Dataset records:
▬▬▬▬▬▬

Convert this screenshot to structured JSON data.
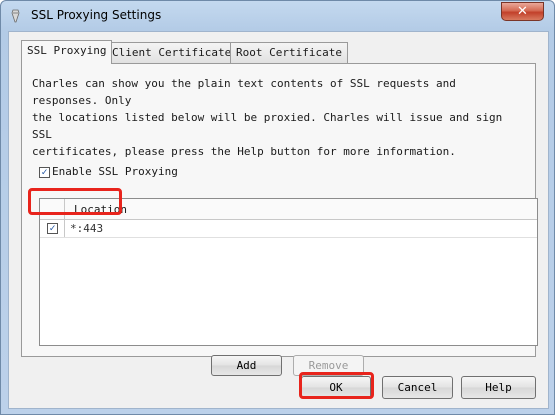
{
  "window": {
    "title": "SSL Proxying Settings",
    "close_glyph": "✕",
    "icon": "charles-app-icon"
  },
  "tabs": [
    {
      "label": "SSL Proxying",
      "active": true
    },
    {
      "label": "Client Certificates",
      "active": false
    },
    {
      "label": "Root Certificate",
      "active": false
    }
  ],
  "ssl_tab": {
    "description": "Charles can show you the plain text contents of SSL requests and responses. Only\nthe locations listed below will be proxied. Charles will issue and sign SSL\ncertificates, please press the Help button for more information.",
    "enable_label": "Enable SSL Proxying",
    "enable_checked": true,
    "table": {
      "column_header": "Location",
      "rows": [
        {
          "checked": true,
          "location": "*:443"
        }
      ]
    },
    "add_label": "Add",
    "remove_label": "Remove"
  },
  "footer": {
    "ok_label": "OK",
    "cancel_label": "Cancel",
    "help_label": "Help"
  },
  "colors": {
    "highlight": "#e8241c",
    "check": "#1a4fa0"
  },
  "check_glyph": "✓"
}
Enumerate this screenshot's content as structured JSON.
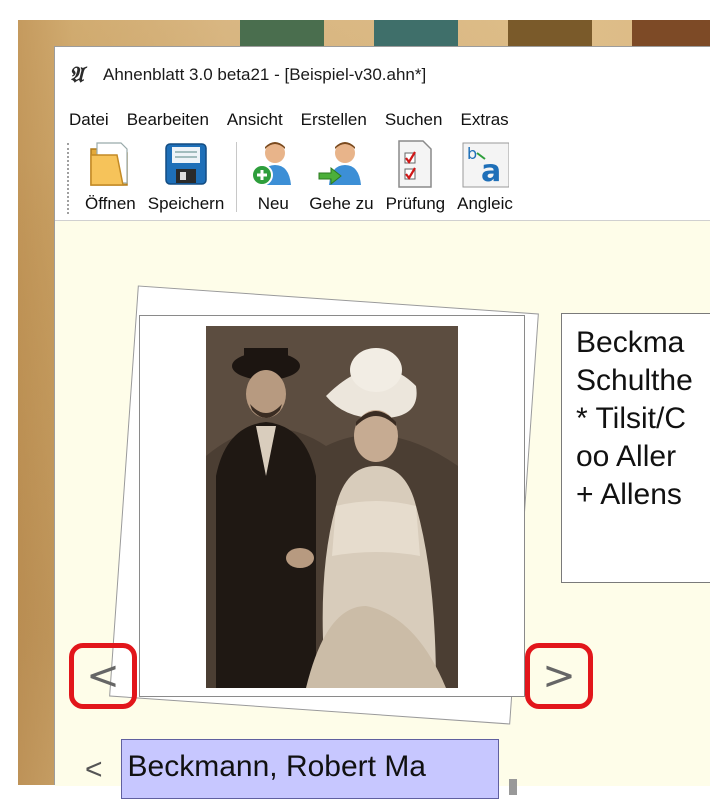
{
  "window": {
    "title": "Ahnenblatt 3.0 beta21 - [Beispiel-v30.ahn*]",
    "app_icon_glyph": "𝔄"
  },
  "menu": {
    "items": [
      "Datei",
      "Bearbeiten",
      "Ansicht",
      "Erstellen",
      "Suchen",
      "Extras"
    ]
  },
  "toolbar": {
    "buttons": [
      {
        "label": "Öffnen",
        "icon": "folder-icon"
      },
      {
        "label": "Speichern",
        "icon": "floppy-disk-icon"
      },
      {
        "label": "Neu",
        "icon": "add-person-icon"
      },
      {
        "label": "Gehe zu",
        "icon": "goto-person-icon"
      },
      {
        "label": "Prüfung",
        "icon": "checklist-icon"
      },
      {
        "label": "Angleic",
        "icon": "replace-text-icon"
      }
    ]
  },
  "person_info": {
    "lines": [
      "Beckma",
      "Schulthe",
      "* Tilsit/C",
      "oo Aller",
      "+ Allens"
    ]
  },
  "photo_nav": {
    "prev": "<",
    "next": ">"
  },
  "name_selector": {
    "prev": "<",
    "value": "Beckmann, Robert Ma"
  },
  "colors": {
    "highlight_border": "#e2161b",
    "name_field_bg": "#c7c7ff",
    "content_bg": "#fefde9"
  }
}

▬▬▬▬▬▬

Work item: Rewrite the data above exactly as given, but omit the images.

Result of this task:
Convert this screenshot to structured JSON data.
{
  "window": {
    "title": "SSL Proxying Settings",
    "close_glyph": "✕",
    "icon": "charles-app-icon"
  },
  "tabs": [
    {
      "label": "SSL Proxying",
      "active": true
    },
    {
      "label": "Client Certificates",
      "active": false
    },
    {
      "label": "Root Certificate",
      "active": false
    }
  ],
  "ssl_tab": {
    "description": "Charles can show you the plain text contents of SSL requests and responses. Only\nthe locations listed below will be proxied. Charles will issue and sign SSL\ncertificates, please press the Help button for more information.",
    "enable_label": "Enable SSL Proxying",
    "enable_checked": true,
    "table": {
      "column_header": "Location",
      "rows": [
        {
          "checked": true,
          "location": "*:443"
        }
      ]
    },
    "add_label": "Add",
    "remove_label": "Remove"
  },
  "footer": {
    "ok_label": "OK",
    "cancel_label": "Cancel",
    "help_label": "Help"
  },
  "colors": {
    "highlight": "#e8241c",
    "check": "#1a4fa0"
  },
  "check_glyph": "✓"
}
Enumerate this screenshot's content as structured JSON.
{
  "window": {
    "title": "Ahnenblatt 3.0 beta21 - [Beispiel-v30.ahn*]",
    "app_icon_glyph": "𝔄"
  },
  "menu": {
    "items": [
      "Datei",
      "Bearbeiten",
      "Ansicht",
      "Erstellen",
      "Suchen",
      "Extras"
    ]
  },
  "toolbar": {
    "buttons": [
      {
        "label": "Öffnen",
        "icon": "folder-icon"
      },
      {
        "label": "Speichern",
        "icon": "floppy-disk-icon"
      },
      {
        "label": "Neu",
        "icon": "add-person-icon"
      },
      {
        "label": "Gehe zu",
        "icon": "goto-person-icon"
      },
      {
        "label": "Prüfung",
        "icon": "checklist-icon"
      },
      {
        "label": "Angleic",
        "icon": "replace-text-icon"
      }
    ]
  },
  "person_info": {
    "lines": [
      "Beckma",
      "Schulthe",
      "* Tilsit/C",
      "oo Aller",
      "+ Allens"
    ]
  },
  "photo_nav": {
    "prev": "<",
    "next": ">"
  },
  "name_selector": {
    "prev": "<",
    "value": "Beckmann, Robert Ma"
  },
  "colors": {
    "highlight_border": "#e2161b",
    "name_field_bg": "#c7c7ff",
    "content_bg": "#fefde9"
  }
}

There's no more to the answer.